I'd like every record written out again, exactly as it is.

(Data records for software interfaces)
►

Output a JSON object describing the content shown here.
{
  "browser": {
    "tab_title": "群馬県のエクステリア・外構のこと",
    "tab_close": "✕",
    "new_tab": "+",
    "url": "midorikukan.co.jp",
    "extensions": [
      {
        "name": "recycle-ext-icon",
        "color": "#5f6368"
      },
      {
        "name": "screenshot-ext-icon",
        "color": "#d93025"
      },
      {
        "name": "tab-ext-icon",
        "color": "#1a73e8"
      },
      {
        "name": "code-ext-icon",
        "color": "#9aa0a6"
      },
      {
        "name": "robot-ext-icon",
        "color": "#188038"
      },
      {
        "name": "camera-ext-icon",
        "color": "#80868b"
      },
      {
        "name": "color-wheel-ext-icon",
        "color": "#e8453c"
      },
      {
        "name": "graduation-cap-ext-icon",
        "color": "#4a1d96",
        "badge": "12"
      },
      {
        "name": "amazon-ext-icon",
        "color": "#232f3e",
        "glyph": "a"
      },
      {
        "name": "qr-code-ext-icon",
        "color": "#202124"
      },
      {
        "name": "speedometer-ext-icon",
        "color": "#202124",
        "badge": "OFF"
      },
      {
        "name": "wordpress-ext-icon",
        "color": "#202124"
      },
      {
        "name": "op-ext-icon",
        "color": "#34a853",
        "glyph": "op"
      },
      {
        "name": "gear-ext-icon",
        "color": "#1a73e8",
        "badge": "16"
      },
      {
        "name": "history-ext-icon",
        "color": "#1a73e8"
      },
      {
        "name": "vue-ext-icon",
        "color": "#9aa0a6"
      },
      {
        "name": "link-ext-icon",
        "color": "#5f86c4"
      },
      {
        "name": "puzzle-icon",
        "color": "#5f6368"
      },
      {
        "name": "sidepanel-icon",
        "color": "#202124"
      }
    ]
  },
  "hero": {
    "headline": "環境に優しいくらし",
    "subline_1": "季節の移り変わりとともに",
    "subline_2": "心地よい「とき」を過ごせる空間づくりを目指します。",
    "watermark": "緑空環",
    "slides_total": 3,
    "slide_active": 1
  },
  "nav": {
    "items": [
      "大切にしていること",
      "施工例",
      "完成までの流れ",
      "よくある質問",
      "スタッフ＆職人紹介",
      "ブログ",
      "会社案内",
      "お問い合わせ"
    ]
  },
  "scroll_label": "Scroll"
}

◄

Exercise response:
Output a JSON object describing the content shown here.
{
  "browser": {
    "tab_title": "群馬県のエクステリア・外構のこと",
    "tab_close": "✕",
    "new_tab": "+",
    "url": "midorikukan.co.jp",
    "extensions": [
      {
        "name": "recycle-ext-icon",
        "color": "#5f6368"
      },
      {
        "name": "screenshot-ext-icon",
        "color": "#d93025"
      },
      {
        "name": "tab-ext-icon",
        "color": "#1a73e8"
      },
      {
        "name": "code-ext-icon",
        "color": "#9aa0a6"
      },
      {
        "name": "robot-ext-icon",
        "color": "#188038"
      },
      {
        "name": "camera-ext-icon",
        "color": "#80868b"
      },
      {
        "name": "color-wheel-ext-icon",
        "color": "#e8453c"
      },
      {
        "name": "graduation-cap-ext-icon",
        "color": "#4a1d96",
        "badge": "12"
      },
      {
        "name": "amazon-ext-icon",
        "color": "#232f3e",
        "glyph": "a"
      },
      {
        "name": "qr-code-ext-icon",
        "color": "#202124"
      },
      {
        "name": "speedometer-ext-icon",
        "color": "#202124",
        "badge": "OFF"
      },
      {
        "name": "wordpress-ext-icon",
        "color": "#202124"
      },
      {
        "name": "op-ext-icon",
        "color": "#34a853",
        "glyph": "op"
      },
      {
        "name": "gear-ext-icon",
        "color": "#1a73e8",
        "badge": "16"
      },
      {
        "name": "history-ext-icon",
        "color": "#1a73e8"
      },
      {
        "name": "vue-ext-icon",
        "color": "#9aa0a6"
      },
      {
        "name": "link-ext-icon",
        "color": "#5f86c4"
      },
      {
        "name": "puzzle-icon",
        "color": "#5f6368"
      },
      {
        "name": "sidepanel-icon",
        "color": "#202124"
      }
    ]
  },
  "hero": {
    "headline": "環境に優しいくらし",
    "subline_1": "季節の移り変わりとともに",
    "subline_2": "心地よい「とき」を過ごせる空間づくりを目指します。",
    "watermark": "緑空環",
    "slides_total": 3,
    "slide_active": 1
  },
  "nav": {
    "items": [
      "大切にしていること",
      "施工例",
      "完成までの流れ",
      "よくある質問",
      "スタッフ＆職人紹介",
      "ブログ",
      "会社案内",
      "お問い合わせ"
    ]
  },
  "scroll_label": "Scroll"
}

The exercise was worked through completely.